Without Light Cues
Matt Jarvis, Julia Russell, & Phil Gorman (Angles on Psychology, 2004) wrote …
"Daily exposure to bright light or to regular social cues such as a telephone call at the same time each day is sufficient to keep the human clock in time (Empson, 1993). Environmental factors other than light can also entrain (that is 'set') the clocks of animals such as hamsters. They will maintain a 24-hour sleep-wake cycle without light cues in response to regular feeding (Jilge, 1991), exercise (Mistlberger, 1991) or social interaction (Mrosovsky, 1988)."
Phyllis A. Balch, C.N.C., & James F. Balch, M.D. (Prescription for Nutritional Healing, Third Edition, 2000) wrote …
"If you exercise in the morning, you will reinforce healthy sleeping habits that lead to regular melatonin production.
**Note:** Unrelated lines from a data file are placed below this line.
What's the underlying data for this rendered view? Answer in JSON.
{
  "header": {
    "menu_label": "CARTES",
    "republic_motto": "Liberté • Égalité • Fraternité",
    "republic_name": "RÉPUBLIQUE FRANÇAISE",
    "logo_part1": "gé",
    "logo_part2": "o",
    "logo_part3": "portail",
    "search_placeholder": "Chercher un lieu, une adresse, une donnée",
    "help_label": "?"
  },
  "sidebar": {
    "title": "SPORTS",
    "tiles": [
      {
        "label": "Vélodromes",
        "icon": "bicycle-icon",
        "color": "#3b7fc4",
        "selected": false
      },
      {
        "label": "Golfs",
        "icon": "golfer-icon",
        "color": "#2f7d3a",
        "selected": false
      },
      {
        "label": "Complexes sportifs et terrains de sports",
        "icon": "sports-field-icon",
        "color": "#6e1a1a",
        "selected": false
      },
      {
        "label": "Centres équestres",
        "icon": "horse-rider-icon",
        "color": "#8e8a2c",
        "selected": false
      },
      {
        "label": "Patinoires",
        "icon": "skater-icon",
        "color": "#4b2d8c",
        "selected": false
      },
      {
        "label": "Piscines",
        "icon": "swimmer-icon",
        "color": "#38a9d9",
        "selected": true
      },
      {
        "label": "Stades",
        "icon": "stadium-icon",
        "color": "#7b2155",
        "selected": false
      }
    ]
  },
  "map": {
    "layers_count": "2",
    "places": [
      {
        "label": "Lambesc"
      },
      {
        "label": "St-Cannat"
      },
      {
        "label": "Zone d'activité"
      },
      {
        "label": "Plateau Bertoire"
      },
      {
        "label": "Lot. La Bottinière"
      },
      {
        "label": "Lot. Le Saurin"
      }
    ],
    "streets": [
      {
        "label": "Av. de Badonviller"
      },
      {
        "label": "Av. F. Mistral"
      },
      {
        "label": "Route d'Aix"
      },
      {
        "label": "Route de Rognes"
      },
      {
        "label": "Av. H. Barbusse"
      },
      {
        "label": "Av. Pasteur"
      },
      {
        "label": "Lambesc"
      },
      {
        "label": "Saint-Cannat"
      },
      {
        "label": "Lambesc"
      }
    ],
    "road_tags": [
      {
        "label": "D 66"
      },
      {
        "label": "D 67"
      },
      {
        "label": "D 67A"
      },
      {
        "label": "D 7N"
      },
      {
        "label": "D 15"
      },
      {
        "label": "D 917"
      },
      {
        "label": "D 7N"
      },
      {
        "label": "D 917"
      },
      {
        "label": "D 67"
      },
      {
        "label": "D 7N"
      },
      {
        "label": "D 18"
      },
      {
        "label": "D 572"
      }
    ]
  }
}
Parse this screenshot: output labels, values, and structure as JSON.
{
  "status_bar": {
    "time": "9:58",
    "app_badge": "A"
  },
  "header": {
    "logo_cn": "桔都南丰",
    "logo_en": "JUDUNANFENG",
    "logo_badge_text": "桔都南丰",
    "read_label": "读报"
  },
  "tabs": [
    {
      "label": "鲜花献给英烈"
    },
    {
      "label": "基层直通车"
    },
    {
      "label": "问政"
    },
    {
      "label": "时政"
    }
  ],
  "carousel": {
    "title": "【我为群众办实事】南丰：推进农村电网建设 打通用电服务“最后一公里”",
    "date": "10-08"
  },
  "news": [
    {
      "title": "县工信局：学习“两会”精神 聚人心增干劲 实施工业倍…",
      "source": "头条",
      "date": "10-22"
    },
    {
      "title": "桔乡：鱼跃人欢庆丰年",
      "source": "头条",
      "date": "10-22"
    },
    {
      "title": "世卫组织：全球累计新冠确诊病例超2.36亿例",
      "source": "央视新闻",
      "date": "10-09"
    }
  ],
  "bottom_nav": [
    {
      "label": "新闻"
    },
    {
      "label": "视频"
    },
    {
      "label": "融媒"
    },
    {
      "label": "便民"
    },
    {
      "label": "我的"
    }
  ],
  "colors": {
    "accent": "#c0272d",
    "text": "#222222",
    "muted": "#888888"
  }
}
For best results, do your morning exercise outdoors in the morning light."
Matthew Edlund, M.D. (The Body Clock: Finding Your Best Time of Day to Succeed in Love, Work, Play, Exercise, 2003) wrote …
"If the insulin hypothesis has any validity, we are in starvation mode every morning. Our brain will try to keep every calorie we've got. Eating little or no breakfast gives the brain the message that starvation is continuing while fuel need increases. The brain responds by making sure fuel stores are protected, and no calorie will be given up without a struggle. Not eating breakfast is probably a great way to gain weight."